**RECORDS SUPPLIED**

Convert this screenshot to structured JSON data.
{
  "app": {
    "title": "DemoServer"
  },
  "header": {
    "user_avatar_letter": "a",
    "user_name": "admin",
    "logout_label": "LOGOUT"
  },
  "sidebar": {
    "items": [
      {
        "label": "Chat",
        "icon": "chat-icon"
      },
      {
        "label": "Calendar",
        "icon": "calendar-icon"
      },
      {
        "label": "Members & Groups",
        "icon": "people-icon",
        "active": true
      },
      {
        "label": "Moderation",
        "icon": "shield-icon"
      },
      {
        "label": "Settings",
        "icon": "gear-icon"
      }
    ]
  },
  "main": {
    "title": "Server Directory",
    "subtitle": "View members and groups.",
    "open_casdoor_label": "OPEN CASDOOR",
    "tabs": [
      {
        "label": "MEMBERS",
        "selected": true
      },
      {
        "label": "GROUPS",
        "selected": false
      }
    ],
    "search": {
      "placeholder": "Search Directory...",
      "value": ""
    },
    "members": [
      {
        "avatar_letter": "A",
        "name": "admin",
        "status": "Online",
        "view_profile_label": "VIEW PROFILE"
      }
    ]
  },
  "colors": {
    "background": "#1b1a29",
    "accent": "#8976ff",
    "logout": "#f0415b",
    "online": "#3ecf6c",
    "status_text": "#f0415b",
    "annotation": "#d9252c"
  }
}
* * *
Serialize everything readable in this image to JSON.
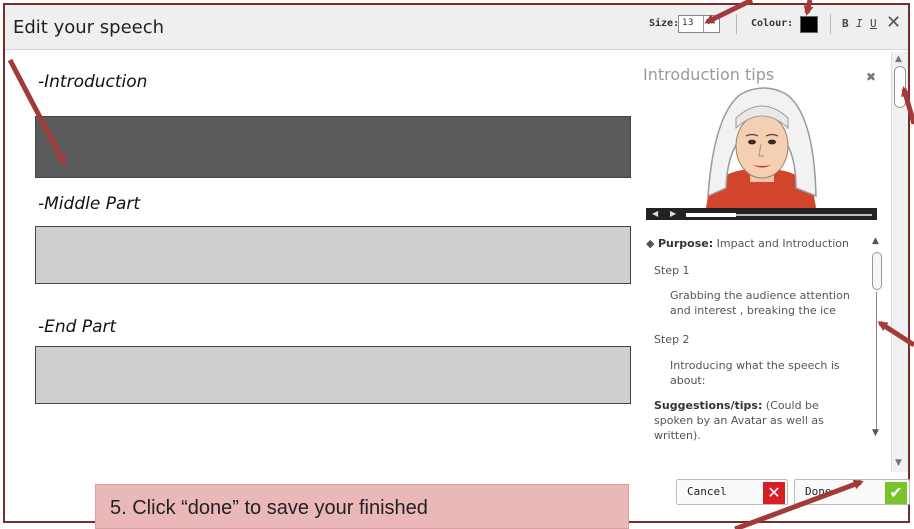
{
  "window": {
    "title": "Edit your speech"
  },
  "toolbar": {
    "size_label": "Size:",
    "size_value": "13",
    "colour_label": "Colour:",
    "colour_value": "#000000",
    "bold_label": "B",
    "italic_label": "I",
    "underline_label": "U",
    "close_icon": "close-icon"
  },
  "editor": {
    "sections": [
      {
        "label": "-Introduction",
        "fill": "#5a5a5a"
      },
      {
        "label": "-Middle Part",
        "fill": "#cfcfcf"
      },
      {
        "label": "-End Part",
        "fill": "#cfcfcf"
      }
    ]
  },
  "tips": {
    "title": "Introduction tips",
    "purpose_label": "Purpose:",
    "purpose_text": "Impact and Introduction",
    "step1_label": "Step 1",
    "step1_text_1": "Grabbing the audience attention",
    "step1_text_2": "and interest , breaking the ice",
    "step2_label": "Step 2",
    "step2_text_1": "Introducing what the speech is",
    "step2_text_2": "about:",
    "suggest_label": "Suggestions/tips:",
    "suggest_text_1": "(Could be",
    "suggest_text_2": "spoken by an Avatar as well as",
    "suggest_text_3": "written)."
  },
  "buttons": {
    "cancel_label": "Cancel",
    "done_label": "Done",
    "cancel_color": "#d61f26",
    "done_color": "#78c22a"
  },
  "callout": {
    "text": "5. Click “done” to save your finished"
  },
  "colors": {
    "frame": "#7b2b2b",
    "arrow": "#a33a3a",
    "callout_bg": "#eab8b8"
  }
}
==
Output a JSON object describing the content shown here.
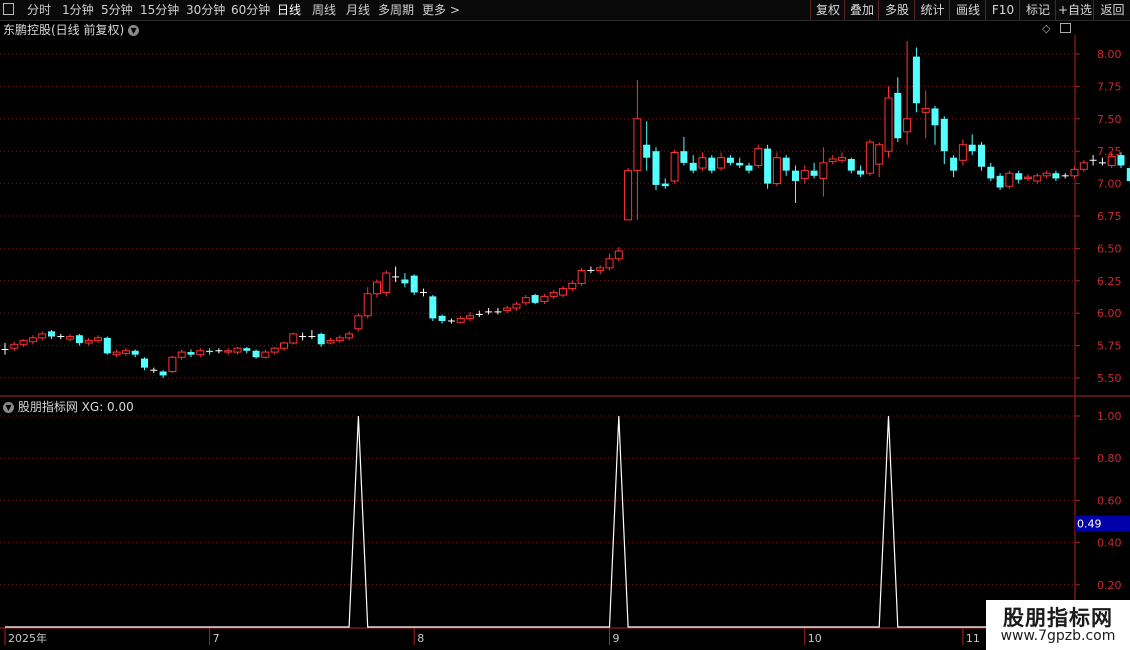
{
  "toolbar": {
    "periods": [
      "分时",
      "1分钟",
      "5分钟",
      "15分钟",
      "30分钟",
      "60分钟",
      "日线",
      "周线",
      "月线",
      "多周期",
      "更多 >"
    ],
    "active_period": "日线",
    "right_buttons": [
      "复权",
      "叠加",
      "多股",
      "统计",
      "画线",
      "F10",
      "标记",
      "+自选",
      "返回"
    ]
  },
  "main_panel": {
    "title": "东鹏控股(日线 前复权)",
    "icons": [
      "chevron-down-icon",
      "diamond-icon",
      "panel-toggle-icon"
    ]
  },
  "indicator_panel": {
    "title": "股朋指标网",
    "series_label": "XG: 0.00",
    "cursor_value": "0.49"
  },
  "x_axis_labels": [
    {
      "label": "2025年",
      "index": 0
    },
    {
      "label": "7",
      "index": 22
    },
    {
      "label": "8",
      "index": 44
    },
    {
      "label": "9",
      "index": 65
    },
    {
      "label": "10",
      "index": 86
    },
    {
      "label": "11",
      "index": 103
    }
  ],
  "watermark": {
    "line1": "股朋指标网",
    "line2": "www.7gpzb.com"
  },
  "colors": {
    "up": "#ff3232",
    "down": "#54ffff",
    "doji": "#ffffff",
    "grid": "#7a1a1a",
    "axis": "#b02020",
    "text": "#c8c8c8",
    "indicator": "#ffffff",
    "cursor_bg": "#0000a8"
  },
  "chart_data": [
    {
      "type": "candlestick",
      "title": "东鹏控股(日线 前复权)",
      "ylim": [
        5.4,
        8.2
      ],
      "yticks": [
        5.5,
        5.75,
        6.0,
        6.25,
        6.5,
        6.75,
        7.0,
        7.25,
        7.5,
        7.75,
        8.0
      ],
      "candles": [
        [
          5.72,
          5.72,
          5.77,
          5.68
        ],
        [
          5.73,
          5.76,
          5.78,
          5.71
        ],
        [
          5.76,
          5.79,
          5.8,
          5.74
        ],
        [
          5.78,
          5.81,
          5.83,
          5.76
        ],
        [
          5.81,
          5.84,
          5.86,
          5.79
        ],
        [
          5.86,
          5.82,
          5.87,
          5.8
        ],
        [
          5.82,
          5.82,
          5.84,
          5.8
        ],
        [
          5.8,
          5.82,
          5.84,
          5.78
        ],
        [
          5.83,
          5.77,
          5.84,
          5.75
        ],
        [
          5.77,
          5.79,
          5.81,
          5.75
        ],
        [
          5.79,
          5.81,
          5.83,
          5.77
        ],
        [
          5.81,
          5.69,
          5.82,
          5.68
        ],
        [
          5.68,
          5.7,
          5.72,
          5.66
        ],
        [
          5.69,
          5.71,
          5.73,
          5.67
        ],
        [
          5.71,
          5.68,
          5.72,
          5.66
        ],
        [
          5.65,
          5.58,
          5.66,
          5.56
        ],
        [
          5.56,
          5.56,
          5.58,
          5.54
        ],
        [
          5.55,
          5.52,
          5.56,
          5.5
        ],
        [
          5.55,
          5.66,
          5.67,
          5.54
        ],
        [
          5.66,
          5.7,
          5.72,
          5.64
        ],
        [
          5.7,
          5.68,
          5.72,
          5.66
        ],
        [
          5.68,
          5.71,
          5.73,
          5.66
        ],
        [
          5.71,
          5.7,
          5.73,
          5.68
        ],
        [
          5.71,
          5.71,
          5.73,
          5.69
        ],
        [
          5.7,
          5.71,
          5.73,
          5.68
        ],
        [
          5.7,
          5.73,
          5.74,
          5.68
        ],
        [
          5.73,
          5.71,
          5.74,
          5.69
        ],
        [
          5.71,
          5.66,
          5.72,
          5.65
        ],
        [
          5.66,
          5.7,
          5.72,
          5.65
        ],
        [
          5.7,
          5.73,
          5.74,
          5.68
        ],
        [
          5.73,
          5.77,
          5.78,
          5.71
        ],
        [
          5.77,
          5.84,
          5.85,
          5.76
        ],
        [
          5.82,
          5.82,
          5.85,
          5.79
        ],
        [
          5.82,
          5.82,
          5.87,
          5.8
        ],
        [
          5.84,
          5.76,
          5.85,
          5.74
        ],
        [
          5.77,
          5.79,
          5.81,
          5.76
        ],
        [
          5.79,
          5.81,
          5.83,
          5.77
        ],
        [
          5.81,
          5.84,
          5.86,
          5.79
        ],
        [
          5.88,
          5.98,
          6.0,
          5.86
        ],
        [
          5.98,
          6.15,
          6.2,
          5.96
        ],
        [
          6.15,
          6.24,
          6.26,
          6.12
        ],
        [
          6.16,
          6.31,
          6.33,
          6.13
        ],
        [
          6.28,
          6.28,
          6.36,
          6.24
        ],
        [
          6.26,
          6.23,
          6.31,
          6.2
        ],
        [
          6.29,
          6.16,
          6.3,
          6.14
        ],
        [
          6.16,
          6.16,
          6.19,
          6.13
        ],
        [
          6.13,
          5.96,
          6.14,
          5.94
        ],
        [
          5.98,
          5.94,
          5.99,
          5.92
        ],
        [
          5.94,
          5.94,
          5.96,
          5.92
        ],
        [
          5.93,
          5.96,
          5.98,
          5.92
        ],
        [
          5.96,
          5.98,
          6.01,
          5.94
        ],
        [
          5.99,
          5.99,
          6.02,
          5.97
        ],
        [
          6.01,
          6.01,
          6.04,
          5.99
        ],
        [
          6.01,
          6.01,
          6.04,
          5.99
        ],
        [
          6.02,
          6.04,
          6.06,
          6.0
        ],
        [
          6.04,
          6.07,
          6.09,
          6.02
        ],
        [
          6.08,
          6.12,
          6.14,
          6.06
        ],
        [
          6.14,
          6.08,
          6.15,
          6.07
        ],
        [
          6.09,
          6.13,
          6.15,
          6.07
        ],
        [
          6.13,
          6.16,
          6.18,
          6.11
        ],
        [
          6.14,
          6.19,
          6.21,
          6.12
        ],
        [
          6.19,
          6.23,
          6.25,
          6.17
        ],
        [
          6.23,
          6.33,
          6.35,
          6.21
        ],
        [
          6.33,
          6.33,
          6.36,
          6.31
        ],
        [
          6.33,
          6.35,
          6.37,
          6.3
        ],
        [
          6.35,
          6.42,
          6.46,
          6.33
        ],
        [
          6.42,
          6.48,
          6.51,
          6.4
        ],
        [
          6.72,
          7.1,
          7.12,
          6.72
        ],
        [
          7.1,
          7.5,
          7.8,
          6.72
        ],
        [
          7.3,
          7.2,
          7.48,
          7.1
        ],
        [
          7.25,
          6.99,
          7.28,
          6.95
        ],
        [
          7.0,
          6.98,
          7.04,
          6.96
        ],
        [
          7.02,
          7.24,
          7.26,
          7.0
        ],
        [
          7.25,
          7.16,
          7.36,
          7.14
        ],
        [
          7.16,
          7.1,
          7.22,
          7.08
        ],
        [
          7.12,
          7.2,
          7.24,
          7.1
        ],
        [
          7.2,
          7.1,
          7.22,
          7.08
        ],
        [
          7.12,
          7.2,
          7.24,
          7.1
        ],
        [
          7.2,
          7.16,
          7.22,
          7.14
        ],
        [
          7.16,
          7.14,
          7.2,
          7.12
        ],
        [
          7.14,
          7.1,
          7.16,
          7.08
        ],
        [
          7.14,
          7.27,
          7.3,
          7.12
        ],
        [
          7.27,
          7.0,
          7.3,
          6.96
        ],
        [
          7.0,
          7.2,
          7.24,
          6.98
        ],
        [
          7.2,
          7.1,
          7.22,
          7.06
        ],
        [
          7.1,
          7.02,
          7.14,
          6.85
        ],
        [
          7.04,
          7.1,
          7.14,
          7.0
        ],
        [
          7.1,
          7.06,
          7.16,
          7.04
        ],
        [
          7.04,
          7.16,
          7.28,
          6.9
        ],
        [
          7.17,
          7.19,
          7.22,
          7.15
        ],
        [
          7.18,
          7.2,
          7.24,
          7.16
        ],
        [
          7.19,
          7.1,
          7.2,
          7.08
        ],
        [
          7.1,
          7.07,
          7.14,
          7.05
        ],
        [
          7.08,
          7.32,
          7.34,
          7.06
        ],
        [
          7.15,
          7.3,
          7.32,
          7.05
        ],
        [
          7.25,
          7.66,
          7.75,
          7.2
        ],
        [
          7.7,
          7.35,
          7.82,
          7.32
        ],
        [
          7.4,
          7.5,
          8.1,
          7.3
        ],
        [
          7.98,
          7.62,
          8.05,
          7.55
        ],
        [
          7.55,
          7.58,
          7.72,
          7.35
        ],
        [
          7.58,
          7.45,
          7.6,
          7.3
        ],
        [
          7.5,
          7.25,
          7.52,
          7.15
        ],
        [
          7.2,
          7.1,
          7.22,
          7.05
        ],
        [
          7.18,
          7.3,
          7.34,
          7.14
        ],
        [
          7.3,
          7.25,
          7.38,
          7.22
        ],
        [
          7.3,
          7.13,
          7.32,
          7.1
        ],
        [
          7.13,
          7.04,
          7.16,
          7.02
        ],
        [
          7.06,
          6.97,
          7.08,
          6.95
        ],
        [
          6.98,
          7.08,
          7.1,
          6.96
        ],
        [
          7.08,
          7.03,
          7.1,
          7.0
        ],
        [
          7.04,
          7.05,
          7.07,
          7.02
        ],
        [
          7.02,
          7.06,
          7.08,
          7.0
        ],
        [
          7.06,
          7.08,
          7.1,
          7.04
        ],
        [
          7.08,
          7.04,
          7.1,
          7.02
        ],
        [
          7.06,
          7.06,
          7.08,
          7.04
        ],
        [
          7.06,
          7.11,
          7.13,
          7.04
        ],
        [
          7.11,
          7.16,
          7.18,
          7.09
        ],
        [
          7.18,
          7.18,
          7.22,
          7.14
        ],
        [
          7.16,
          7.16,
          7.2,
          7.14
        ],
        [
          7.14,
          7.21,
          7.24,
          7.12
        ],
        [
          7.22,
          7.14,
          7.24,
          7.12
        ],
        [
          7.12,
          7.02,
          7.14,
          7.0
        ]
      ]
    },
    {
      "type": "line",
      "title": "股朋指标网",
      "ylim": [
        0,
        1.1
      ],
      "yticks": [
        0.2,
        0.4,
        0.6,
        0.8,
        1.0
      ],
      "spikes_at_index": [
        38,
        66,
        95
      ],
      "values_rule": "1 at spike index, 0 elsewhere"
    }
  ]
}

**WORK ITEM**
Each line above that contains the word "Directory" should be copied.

**EXERCISE RESPONSE**
    "title": "Server Directory",
      "placeholder": "Search Directory...",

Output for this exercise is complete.